She recalled that a few minutes later she was approached by a smaller man, and begged him to take her instead. The man, she said, asked her to change religion, but “I refused.”
He then asked for her hand in marriage, Murad said, and she then told him she was “ill.”
“A few days later he forced me to get dressed and put makeup on,” she said, recalling that after raping her, he forced her to serve as part of his military faction and humiliated her daily by torturing her and forcing her to wear clothes that didn’t fit her body.
On her first attempt to flee, Murad said she was stopped by a guard who then beat her, made her take her clothes off and then put into a room with the other guards, who raped her until she fainted.
After she finally managed to escape three months later, Murad said she was accepted into Germany, where she received the necessary medical attention.
She voiced her thanks to Germany for their welcome, but noted that the suffering she is advocating to end is not just her own, but a “collective suffering” of all women who face the same horrors.
At the Sept. 16 induction ceremony, which was set to coincide with the Sept. 21 U.N. International Day of Peace, Clooney emphasized that “what Nadia has told us about is genocide, and genocide doesn’t happen by accident. You have to plan it.”

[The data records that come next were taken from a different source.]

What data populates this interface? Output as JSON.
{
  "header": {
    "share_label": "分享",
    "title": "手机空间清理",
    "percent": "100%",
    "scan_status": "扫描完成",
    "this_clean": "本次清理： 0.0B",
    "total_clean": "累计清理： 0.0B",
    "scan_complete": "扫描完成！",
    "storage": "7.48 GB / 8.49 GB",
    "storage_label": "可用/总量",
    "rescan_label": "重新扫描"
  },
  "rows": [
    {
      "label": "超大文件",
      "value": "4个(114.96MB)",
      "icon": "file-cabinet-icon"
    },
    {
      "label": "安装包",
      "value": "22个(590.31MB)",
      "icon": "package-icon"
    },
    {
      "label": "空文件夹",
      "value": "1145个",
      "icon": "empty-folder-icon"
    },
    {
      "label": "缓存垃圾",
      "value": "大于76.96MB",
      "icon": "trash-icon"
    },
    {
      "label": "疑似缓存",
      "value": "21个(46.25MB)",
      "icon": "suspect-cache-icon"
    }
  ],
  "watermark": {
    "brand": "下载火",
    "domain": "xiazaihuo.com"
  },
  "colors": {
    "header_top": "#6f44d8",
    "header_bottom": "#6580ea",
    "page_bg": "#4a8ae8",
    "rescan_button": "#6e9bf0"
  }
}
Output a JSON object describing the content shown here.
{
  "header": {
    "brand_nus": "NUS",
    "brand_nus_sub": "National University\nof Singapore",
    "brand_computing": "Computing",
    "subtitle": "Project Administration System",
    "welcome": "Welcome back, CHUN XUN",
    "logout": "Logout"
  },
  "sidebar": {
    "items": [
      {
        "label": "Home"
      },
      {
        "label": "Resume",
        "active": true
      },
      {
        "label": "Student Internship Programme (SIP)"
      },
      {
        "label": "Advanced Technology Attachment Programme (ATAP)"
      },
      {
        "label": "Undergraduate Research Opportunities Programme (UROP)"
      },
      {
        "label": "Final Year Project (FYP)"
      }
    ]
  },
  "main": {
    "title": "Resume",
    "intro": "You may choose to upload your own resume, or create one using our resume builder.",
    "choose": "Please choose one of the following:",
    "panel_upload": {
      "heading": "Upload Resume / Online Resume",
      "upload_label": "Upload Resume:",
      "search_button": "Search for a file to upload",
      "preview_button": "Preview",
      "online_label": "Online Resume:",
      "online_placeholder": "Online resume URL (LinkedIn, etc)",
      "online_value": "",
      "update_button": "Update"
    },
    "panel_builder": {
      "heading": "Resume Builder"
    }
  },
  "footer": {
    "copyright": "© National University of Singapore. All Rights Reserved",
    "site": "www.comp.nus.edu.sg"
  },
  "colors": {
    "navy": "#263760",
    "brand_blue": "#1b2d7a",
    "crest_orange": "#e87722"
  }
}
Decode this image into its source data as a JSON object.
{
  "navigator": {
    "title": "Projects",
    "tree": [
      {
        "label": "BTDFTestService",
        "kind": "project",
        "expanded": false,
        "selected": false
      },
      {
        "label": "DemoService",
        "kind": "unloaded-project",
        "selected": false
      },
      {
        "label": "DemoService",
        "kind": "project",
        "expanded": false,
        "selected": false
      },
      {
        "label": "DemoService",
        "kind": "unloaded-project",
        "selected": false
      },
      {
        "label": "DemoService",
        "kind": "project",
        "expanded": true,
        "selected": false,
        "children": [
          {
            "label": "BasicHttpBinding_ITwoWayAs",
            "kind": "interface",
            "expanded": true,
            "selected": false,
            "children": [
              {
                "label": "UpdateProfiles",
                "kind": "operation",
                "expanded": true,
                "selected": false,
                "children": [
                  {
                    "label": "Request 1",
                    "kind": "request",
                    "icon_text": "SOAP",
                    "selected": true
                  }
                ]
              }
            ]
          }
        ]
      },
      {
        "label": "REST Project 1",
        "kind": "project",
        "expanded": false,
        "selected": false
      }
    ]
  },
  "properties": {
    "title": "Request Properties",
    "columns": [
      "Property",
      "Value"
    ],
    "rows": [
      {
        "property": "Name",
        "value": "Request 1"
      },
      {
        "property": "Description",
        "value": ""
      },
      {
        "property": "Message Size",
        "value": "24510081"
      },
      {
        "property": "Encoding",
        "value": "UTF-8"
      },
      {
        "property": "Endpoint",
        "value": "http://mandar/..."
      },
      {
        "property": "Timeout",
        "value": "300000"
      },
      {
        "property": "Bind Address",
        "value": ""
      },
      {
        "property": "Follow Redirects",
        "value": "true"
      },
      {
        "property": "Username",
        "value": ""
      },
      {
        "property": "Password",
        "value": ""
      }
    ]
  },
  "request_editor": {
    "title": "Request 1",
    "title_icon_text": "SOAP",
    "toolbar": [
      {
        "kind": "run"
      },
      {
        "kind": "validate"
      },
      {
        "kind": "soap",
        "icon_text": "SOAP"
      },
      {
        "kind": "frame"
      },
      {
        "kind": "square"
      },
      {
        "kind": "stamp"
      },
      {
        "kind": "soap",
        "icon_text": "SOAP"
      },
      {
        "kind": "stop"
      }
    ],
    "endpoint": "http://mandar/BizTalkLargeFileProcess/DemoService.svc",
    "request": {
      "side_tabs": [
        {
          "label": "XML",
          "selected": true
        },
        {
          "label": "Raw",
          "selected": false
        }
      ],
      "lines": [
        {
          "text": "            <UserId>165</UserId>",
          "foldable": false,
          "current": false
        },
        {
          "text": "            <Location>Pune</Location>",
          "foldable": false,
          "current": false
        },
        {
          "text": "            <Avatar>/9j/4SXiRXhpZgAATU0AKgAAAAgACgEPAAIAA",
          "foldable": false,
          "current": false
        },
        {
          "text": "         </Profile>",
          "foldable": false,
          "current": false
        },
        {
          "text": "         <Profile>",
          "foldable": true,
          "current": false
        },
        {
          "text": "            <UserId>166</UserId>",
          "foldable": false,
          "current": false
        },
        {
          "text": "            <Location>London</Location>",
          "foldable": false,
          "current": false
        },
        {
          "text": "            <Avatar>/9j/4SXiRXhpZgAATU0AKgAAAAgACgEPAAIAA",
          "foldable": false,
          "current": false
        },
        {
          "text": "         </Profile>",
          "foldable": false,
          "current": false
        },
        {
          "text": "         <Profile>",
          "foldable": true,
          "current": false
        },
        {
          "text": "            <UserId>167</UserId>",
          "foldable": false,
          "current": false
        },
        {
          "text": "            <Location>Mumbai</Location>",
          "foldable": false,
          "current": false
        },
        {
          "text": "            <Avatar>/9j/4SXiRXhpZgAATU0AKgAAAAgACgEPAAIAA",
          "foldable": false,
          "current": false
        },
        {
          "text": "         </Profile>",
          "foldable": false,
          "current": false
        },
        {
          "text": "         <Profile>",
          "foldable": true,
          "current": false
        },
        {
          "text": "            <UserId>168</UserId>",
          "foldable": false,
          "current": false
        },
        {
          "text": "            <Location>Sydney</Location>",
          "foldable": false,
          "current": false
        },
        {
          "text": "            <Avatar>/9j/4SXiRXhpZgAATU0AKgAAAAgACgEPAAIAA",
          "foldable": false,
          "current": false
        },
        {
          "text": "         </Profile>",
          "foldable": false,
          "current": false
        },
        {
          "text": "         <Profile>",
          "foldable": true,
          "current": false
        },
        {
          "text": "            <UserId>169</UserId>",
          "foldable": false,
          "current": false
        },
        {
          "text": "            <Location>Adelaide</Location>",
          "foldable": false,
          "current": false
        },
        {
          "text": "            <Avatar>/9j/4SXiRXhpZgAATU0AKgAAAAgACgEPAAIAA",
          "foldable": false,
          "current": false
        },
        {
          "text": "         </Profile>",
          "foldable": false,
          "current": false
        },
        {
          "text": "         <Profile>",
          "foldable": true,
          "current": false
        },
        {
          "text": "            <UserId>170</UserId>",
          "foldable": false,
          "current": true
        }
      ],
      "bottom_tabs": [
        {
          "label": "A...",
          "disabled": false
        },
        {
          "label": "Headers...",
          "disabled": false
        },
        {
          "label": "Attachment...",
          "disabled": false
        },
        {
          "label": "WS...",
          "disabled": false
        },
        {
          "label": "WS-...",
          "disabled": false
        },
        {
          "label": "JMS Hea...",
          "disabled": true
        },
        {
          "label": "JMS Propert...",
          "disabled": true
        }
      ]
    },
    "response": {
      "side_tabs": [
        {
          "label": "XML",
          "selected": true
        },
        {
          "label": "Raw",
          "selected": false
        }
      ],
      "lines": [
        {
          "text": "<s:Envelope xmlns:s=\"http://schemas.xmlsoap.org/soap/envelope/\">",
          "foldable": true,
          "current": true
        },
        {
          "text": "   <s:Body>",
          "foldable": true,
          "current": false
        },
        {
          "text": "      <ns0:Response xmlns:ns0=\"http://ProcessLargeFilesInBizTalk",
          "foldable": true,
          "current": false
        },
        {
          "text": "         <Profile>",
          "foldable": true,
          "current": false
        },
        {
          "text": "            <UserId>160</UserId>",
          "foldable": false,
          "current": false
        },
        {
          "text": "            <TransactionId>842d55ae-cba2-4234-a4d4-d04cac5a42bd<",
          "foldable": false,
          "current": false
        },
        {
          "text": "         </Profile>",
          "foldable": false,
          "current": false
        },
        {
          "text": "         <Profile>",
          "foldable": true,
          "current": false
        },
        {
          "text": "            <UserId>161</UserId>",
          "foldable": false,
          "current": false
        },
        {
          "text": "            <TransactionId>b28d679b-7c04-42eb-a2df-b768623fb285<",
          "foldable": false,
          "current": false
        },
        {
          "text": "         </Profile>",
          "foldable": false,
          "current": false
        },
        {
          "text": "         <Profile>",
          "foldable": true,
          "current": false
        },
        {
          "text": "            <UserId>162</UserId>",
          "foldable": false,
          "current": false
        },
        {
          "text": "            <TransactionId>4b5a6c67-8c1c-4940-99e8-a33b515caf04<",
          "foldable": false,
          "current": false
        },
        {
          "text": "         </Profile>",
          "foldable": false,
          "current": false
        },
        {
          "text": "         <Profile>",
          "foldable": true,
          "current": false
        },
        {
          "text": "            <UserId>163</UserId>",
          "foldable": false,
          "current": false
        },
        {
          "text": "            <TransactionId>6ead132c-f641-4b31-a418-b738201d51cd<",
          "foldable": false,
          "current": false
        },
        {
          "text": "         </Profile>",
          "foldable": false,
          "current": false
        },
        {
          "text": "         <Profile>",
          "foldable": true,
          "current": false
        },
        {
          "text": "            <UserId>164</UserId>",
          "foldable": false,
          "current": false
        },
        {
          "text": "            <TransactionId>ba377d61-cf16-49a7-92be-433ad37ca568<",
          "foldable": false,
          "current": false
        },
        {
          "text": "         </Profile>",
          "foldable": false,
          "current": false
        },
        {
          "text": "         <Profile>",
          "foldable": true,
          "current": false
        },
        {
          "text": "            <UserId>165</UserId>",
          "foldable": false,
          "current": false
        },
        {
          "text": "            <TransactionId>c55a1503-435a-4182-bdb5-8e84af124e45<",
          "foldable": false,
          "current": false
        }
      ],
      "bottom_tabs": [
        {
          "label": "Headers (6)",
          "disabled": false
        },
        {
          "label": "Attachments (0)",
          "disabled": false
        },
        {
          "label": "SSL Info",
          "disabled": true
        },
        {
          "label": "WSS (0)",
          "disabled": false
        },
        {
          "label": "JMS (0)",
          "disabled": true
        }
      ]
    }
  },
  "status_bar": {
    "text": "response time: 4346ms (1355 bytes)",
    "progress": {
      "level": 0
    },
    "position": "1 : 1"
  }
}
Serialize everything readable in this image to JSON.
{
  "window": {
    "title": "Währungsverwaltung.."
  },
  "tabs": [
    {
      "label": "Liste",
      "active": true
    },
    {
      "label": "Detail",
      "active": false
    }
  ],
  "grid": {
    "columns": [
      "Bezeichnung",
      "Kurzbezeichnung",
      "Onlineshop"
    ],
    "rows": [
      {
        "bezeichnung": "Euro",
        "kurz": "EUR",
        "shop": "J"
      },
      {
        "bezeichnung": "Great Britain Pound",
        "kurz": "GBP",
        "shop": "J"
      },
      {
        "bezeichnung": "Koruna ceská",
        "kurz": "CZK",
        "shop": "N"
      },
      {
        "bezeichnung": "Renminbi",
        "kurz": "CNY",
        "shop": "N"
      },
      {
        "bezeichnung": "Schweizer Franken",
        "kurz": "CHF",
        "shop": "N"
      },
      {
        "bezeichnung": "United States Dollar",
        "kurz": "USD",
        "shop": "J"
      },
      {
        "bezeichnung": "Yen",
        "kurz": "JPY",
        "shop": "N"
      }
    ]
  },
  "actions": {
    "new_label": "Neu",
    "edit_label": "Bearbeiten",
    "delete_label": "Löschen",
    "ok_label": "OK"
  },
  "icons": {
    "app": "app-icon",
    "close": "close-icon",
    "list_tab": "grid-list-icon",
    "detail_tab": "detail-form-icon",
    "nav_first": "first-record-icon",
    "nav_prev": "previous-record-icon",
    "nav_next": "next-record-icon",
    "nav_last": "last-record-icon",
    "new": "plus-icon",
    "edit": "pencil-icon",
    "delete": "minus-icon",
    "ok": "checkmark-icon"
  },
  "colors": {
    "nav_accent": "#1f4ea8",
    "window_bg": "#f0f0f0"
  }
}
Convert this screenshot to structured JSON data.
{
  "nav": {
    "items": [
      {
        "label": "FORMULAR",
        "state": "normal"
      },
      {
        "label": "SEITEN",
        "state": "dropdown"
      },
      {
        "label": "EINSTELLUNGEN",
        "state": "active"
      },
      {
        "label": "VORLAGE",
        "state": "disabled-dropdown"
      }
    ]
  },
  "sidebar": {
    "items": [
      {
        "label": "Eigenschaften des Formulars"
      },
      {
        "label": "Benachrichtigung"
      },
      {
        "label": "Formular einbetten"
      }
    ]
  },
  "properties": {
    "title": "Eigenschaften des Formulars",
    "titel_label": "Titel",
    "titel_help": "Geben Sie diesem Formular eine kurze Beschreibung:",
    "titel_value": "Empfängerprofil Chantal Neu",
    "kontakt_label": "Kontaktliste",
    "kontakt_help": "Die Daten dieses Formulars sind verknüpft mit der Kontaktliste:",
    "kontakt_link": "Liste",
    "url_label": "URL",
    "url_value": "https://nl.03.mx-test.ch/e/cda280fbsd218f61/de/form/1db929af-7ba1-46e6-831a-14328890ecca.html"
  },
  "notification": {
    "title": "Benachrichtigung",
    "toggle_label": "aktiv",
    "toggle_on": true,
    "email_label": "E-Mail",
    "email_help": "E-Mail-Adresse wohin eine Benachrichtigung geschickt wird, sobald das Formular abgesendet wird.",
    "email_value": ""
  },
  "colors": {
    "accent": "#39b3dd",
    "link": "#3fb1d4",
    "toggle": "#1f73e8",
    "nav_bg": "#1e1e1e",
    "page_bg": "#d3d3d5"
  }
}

“We know exactly who the perpetrators are. They brag. ISIS brags about its crimes online,” she said, explaining that “no one is more blameless” than a young Yazidi woman who has lost everything.
“Yet two years on, two years after the genocide began, 3,200 Yazidi women and children are still held captive by ISIS and not a single member of ISIS has been prosecuted in a court anywhere in the world for crimes committed against the Yazidi,” she observed.
Clooney praised Murad for her courage, saying the young woman’s strength and leadership “astounds me.”
“She has defied all the labels that life has given her: orphan, rape victim, slave, refugee. She has instead created new ones: survivor, Yazidi leader, women’s advocate, Nobel Peace Prize nominee. And now, as of today, Goodwill Ambassador.”
Speaking directly to Murad, Clooney said she was sorry “that we have failed you,” and voiced her hope that Murad’s appointment would be a turning point for all victims of sexual violence in human trafficking.
Murad has already met with various world leaders and heads of state in order to raise awareness of the plight of Yazidis suffering as victims of human trafficking.
Through her ambassadorship, according to the U.N. media advisory, Murad will focus on different advocacy initiatives and will raise awareness of the plight of the countless victims still suffering due to trafficking, particularly refugees, women and girls.